True, some of the remaining candidates are less scary than others, but that is a low bar to cross. Rand Paul’s sense of the importance of most liberties (not just those valued by the far right) inspires my respect. John Kasich has yet to say anything terribly unreasonable (that I’ve heard), and in this strange year that is worthy of commendation. Carly Fiorina (yes, I realize she is a woman too) lacks qualifications for what is arguably the the most important political office in the world, and she has failed to show the sort of leadership abilities that would make me want to overlook her lack of experience. (Railing against Planned Parenthood based on a falsified video does not constitute leadership to me.) So it is hard to imagine a scenario in which I am voting Republican in 2016.

Which brings me to Hillary Clinton. Am I rooting for her just because she is a woman? She is ridiculously qualified. She is intelligent and she sharers much of my politics. I believe that she has a good heart. I was very impressed with her testimony in front of congress and I believe that she would at worst do a decent job of governing this country.

But she isn’t perfect. In my case, I’ve held back on my support because she’s too hawkish and her ties to established politics and to big money in this country are closer than I’d like. She has yet to charm me, to melt me with her sincerity or warmth. She’s not perfect.

However, I’ve voted for nine men for president, and none of them were close to perfect in my mind, or in reality. I didn’t expect them to be. I’m pragmatic, and election after election I picked the person I thought could win and also best represent my desires on how this country should be run. I had no use for Ralph Nader or his supporters late in the 2000 election, when the chance to be noble and alter history for the better was cast aside for hubris.

sungazing3So why am I now anguishing over this particular candidate’s lack of perfection? Maybe my issue isn’t supporting her because she is a woman at all. Could it be that I am holding her to a higher standard because she is one? Have I really bought into the belief that I will follow a good man or a nearly perfect woman? Deep down, do I think that a female can only lead us well if she is a head and shoulders above all the males who could lead instead? I sure hope not.

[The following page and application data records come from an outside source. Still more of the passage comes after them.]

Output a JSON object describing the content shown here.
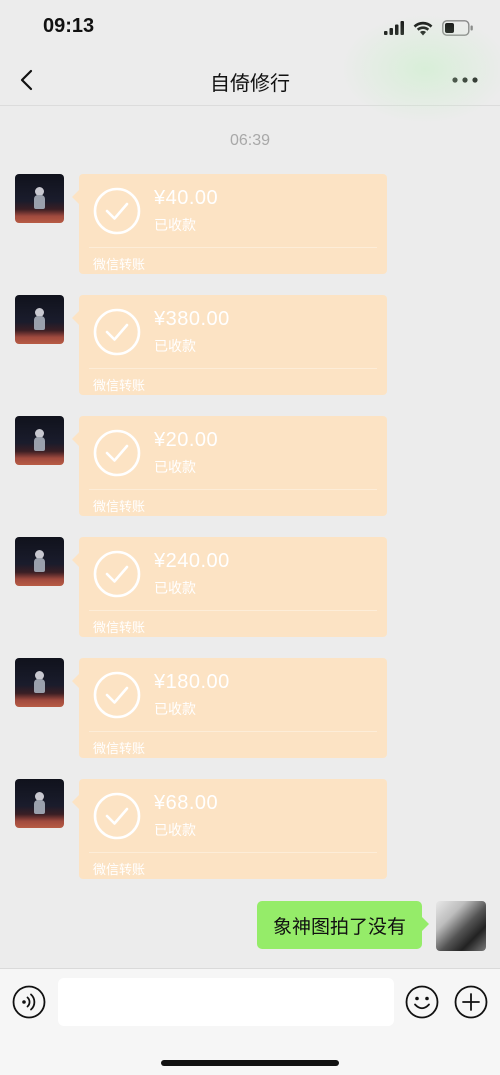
{
  "status_bar": {
    "time": "09:13",
    "icons": [
      "signal-icon",
      "wifi-icon",
      "battery-icon"
    ]
  },
  "header": {
    "title": "自倚修行",
    "back_icon": "chevron-left-icon",
    "more_icon": "more-dots-icon"
  },
  "chat": {
    "timestamp": "06:39",
    "transfers": [
      {
        "amount": "¥40.00",
        "status": "已收款",
        "footer": "微信转账"
      },
      {
        "amount": "¥380.00",
        "status": "已收款",
        "footer": "微信转账"
      },
      {
        "amount": "¥20.00",
        "status": "已收款",
        "footer": "微信转账"
      },
      {
        "amount": "¥240.00",
        "status": "已收款",
        "footer": "微信转账"
      },
      {
        "amount": "¥180.00",
        "status": "已收款",
        "footer": "微信转账"
      },
      {
        "amount": "¥68.00",
        "status": "已收款",
        "footer": "微信转账"
      }
    ],
    "outgoing_message": "象神图拍了没有"
  },
  "input_bar": {
    "value": "",
    "icons": [
      "voice-icon",
      "emoji-icon",
      "plus-icon"
    ]
  },
  "colors": {
    "background": "#ececec",
    "transfer_card": "#fce3c4",
    "outgoing_bubble": "#95ec69"
  }
}
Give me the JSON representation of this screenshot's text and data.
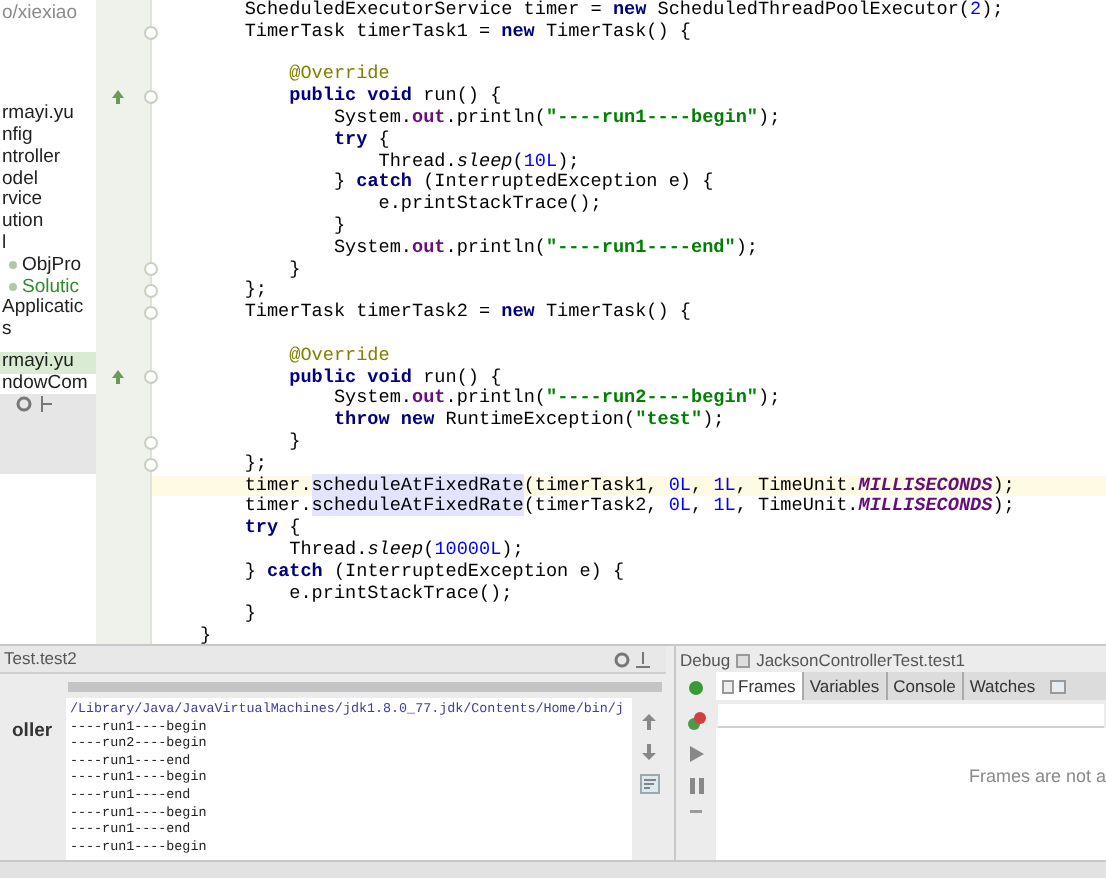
{
  "project_panel": {
    "path": "o/xiexiao",
    "items": [
      {
        "label": "rmayi.yu",
        "kind": "plain",
        "color": "#1f1f1f",
        "selected": false
      },
      {
        "label": "nfig",
        "kind": "plain",
        "color": "#1f1f1f",
        "selected": false
      },
      {
        "label": "ntroller",
        "kind": "plain",
        "color": "#1f1f1f",
        "selected": false
      },
      {
        "label": "odel",
        "kind": "plain",
        "color": "#1f1f1f",
        "selected": false
      },
      {
        "label": "rvice",
        "kind": "plain",
        "color": "#1f1f1f",
        "selected": false
      },
      {
        "label": "ution",
        "kind": "plain",
        "color": "#1f1f1f",
        "selected": false
      },
      {
        "label": "l",
        "kind": "plain",
        "color": "#1f1f1f",
        "selected": false
      },
      {
        "label": "ObjPro",
        "kind": "class",
        "color": "#1f1f1f",
        "selected": false
      },
      {
        "label": "Solutic",
        "kind": "class",
        "color": "#2e8b2e",
        "selected": false
      },
      {
        "label": "Applicatic",
        "kind": "plain",
        "color": "#1f1f1f",
        "selected": false
      },
      {
        "label": "s",
        "kind": "plain",
        "color": "#1f1f1f",
        "selected": false
      },
      {
        "label": "rmayi.yu",
        "kind": "plain",
        "color": "#1f1f1f",
        "selected": true
      },
      {
        "label": "ndowCom",
        "kind": "plain",
        "color": "#1f1f1f",
        "selected": false
      }
    ]
  },
  "editor": {
    "lines": [
      {
        "kind": "code",
        "fold": false,
        "override": false,
        "current": false,
        "tokens": [
          {
            "kind": "plain",
            "text": "    ScheduledExecutorService timer = "
          },
          {
            "kind": "keyword",
            "text": "new"
          },
          {
            "kind": "plain",
            "text": " ScheduledThreadPoolExecutor("
          },
          {
            "kind": "number",
            "text": "2"
          },
          {
            "kind": "plain",
            "text": ");"
          }
        ]
      },
      {
        "kind": "code",
        "fold": true,
        "override": false,
        "current": false,
        "tokens": [
          {
            "kind": "plain",
            "text": "    TimerTask timerTask1 = "
          },
          {
            "kind": "keyword",
            "text": "new"
          },
          {
            "kind": "plain",
            "text": " TimerTask() {"
          }
        ]
      },
      {
        "kind": "blank"
      },
      {
        "kind": "code",
        "fold": false,
        "override": false,
        "current": false,
        "tokens": [
          {
            "kind": "annotation",
            "text": "        @Override"
          }
        ]
      },
      {
        "kind": "code",
        "fold": true,
        "override": true,
        "current": false,
        "tokens": [
          {
            "kind": "keyword",
            "text": "        public void"
          },
          {
            "kind": "plain",
            "text": " run() {"
          }
        ]
      },
      {
        "kind": "code",
        "fold": false,
        "override": false,
        "current": false,
        "tokens": [
          {
            "kind": "plain",
            "text": "            System."
          },
          {
            "kind": "field",
            "text": "out"
          },
          {
            "kind": "plain",
            "text": ".println("
          },
          {
            "kind": "string",
            "text": "\"----run1----begin\""
          },
          {
            "kind": "plain",
            "text": ");"
          }
        ]
      },
      {
        "kind": "code",
        "fold": false,
        "override": false,
        "current": false,
        "tokens": [
          {
            "kind": "keyword",
            "text": "            try"
          },
          {
            "kind": "plain",
            "text": " {"
          }
        ]
      },
      {
        "kind": "code",
        "fold": false,
        "override": false,
        "current": false,
        "tokens": [
          {
            "kind": "plain",
            "text": "                Thread."
          },
          {
            "kind": "static",
            "text": "sleep"
          },
          {
            "kind": "plain",
            "text": "("
          },
          {
            "kind": "number",
            "text": "10L"
          },
          {
            "kind": "plain",
            "text": ");"
          }
        ]
      },
      {
        "kind": "code",
        "fold": false,
        "override": false,
        "current": false,
        "tokens": [
          {
            "kind": "plain",
            "text": "            } "
          },
          {
            "kind": "keyword",
            "text": "catch"
          },
          {
            "kind": "plain",
            "text": " (InterruptedException e) {"
          }
        ]
      },
      {
        "kind": "code",
        "fold": false,
        "override": false,
        "current": false,
        "tokens": [
          {
            "kind": "plain",
            "text": "                e.printStackTrace();"
          }
        ]
      },
      {
        "kind": "code",
        "fold": false,
        "override": false,
        "current": false,
        "tokens": [
          {
            "kind": "plain",
            "text": "            }"
          }
        ]
      },
      {
        "kind": "code",
        "fold": false,
        "override": false,
        "current": false,
        "tokens": [
          {
            "kind": "plain",
            "text": "            System."
          },
          {
            "kind": "field",
            "text": "out"
          },
          {
            "kind": "plain",
            "text": ".println("
          },
          {
            "kind": "string",
            "text": "\"----run1----end\""
          },
          {
            "kind": "plain",
            "text": ");"
          }
        ]
      },
      {
        "kind": "code",
        "fold": true,
        "override": false,
        "current": false,
        "tokens": [
          {
            "kind": "plain",
            "text": "        }"
          }
        ]
      },
      {
        "kind": "code",
        "fold": true,
        "override": false,
        "current": false,
        "tokens": [
          {
            "kind": "plain",
            "text": "    };"
          }
        ]
      },
      {
        "kind": "code",
        "fold": true,
        "override": false,
        "current": false,
        "tokens": [
          {
            "kind": "plain",
            "text": "    TimerTask timerTask2 = "
          },
          {
            "kind": "keyword",
            "text": "new"
          },
          {
            "kind": "plain",
            "text": " TimerTask() {"
          }
        ]
      },
      {
        "kind": "blank"
      },
      {
        "kind": "code",
        "fold": false,
        "override": false,
        "current": false,
        "tokens": [
          {
            "kind": "annotation",
            "text": "        @Override"
          }
        ]
      },
      {
        "kind": "code",
        "fold": true,
        "override": true,
        "current": false,
        "tokens": [
          {
            "kind": "keyword",
            "text": "        public void"
          },
          {
            "kind": "plain",
            "text": " run() {"
          }
        ]
      },
      {
        "kind": "code",
        "fold": false,
        "override": false,
        "current": false,
        "tokens": [
          {
            "kind": "plain",
            "text": "            System."
          },
          {
            "kind": "field",
            "text": "out"
          },
          {
            "kind": "plain",
            "text": ".println("
          },
          {
            "kind": "string",
            "text": "\"----run2----begin\""
          },
          {
            "kind": "plain",
            "text": ");"
          }
        ]
      },
      {
        "kind": "code",
        "fold": false,
        "override": false,
        "current": false,
        "tokens": [
          {
            "kind": "keyword",
            "text": "            throw new"
          },
          {
            "kind": "plain",
            "text": " RuntimeException("
          },
          {
            "kind": "string",
            "text": "\"test\""
          },
          {
            "kind": "plain",
            "text": ");"
          }
        ]
      },
      {
        "kind": "code",
        "fold": true,
        "override": false,
        "current": false,
        "tokens": [
          {
            "kind": "plain",
            "text": "        }"
          }
        ]
      },
      {
        "kind": "code",
        "fold": true,
        "override": false,
        "current": false,
        "tokens": [
          {
            "kind": "plain",
            "text": "    };"
          }
        ]
      },
      {
        "kind": "code",
        "fold": false,
        "override": false,
        "current": true,
        "tokens": [
          {
            "kind": "plain",
            "text": "    timer."
          },
          {
            "kind": "usage",
            "text": "scheduleAtFixedRate"
          },
          {
            "kind": "plain",
            "text": "(timerTask1, "
          },
          {
            "kind": "number",
            "text": "0L"
          },
          {
            "kind": "plain",
            "text": ", "
          },
          {
            "kind": "number",
            "text": "1L"
          },
          {
            "kind": "plain",
            "text": ", TimeUnit."
          },
          {
            "kind": "constant",
            "text": "MILLISECONDS"
          },
          {
            "kind": "plain",
            "text": ");"
          }
        ]
      },
      {
        "kind": "code",
        "fold": false,
        "override": false,
        "current": false,
        "tokens": [
          {
            "kind": "plain",
            "text": "    timer."
          },
          {
            "kind": "usage",
            "text": "scheduleAtFixedRate"
          },
          {
            "kind": "plain",
            "text": "(timerTask2, "
          },
          {
            "kind": "number",
            "text": "0L"
          },
          {
            "kind": "plain",
            "text": ", "
          },
          {
            "kind": "number",
            "text": "1L"
          },
          {
            "kind": "plain",
            "text": ", TimeUnit."
          },
          {
            "kind": "constant",
            "text": "MILLISECONDS"
          },
          {
            "kind": "plain",
            "text": ");"
          }
        ]
      },
      {
        "kind": "code",
        "fold": false,
        "override": false,
        "current": false,
        "tokens": [
          {
            "kind": "keyword",
            "text": "    try"
          },
          {
            "kind": "plain",
            "text": " {"
          }
        ]
      },
      {
        "kind": "code",
        "fold": false,
        "override": false,
        "current": false,
        "tokens": [
          {
            "kind": "plain",
            "text": "        Thread."
          },
          {
            "kind": "static",
            "text": "sleep"
          },
          {
            "kind": "plain",
            "text": "("
          },
          {
            "kind": "number",
            "text": "10000L"
          },
          {
            "kind": "plain",
            "text": ");"
          }
        ]
      },
      {
        "kind": "code",
        "fold": false,
        "override": false,
        "current": false,
        "tokens": [
          {
            "kind": "plain",
            "text": "    } "
          },
          {
            "kind": "keyword",
            "text": "catch"
          },
          {
            "kind": "plain",
            "text": " (InterruptedException e) {"
          }
        ]
      },
      {
        "kind": "code",
        "fold": false,
        "override": false,
        "current": false,
        "tokens": [
          {
            "kind": "plain",
            "text": "        e.printStackTrace();"
          }
        ]
      },
      {
        "kind": "code",
        "fold": false,
        "override": false,
        "current": false,
        "tokens": [
          {
            "kind": "plain",
            "text": "    }"
          }
        ]
      },
      {
        "kind": "code",
        "fold": false,
        "override": false,
        "current": false,
        "tokens": [
          {
            "kind": "plain",
            "text": "}"
          }
        ]
      }
    ]
  },
  "run_panel": {
    "title": "Test.test2",
    "progress": {
      "level": 1
    },
    "tab": "oller",
    "console": [
      {
        "kind": "command",
        "text": "/Library/Java/JavaVirtualMachines/jdk1.8.0_77.jdk/Contents/Home/bin/j"
      },
      {
        "kind": "output",
        "text": "----run1----begin"
      },
      {
        "kind": "output",
        "text": "----run2----begin"
      },
      {
        "kind": "output",
        "text": "----run1----end"
      },
      {
        "kind": "output",
        "text": "----run1----begin"
      },
      {
        "kind": "output",
        "text": "----run1----end"
      },
      {
        "kind": "output",
        "text": "----run1----begin"
      },
      {
        "kind": "output",
        "text": "----run1----end"
      },
      {
        "kind": "output",
        "text": "----run1----begin"
      }
    ]
  },
  "debug_panel": {
    "title": "Debug",
    "config": "JacksonControllerTest.test1",
    "tabs": [
      {
        "label": "Frames",
        "selected": true
      },
      {
        "label": "Variables",
        "selected": false
      },
      {
        "label": "Console",
        "selected": false
      },
      {
        "label": "Watches",
        "selected": false
      }
    ],
    "message": "Frames are not a"
  }
}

So back to my question. Am I guilty of discrimination? Inverse discrimination? Is this whole discussion just plain foolish? It’s time for me to make some decisions.

This is it. I’m thankful to Bernie Sanders for pushing the conversation and the democrats away from the status quo. I would love to see him play a role in the new administration. I hope many of his ideas receive serious consideration. But now that he almost won Iowa, I have to say that I really, really hope that he doesn’t march his way to a nomination. It would be unfortunate enough if he got there on enthusiasm for his outsider’s ideas, without due thought on the part of his supporters as to how good he would actually be at the job of president. But it would be particularly sad if part of his successful march was an ingrained tendency on our part to demand more of a female candidate.

So tonight, I’ve made my decision. I think that we have a chance to make history as a nation, and a chance to elect a decent leader at the same time. I think it’s high time for girl to be president. I’ve waited my whole life for it, damn it, and I’m voting for Hillary Clinton.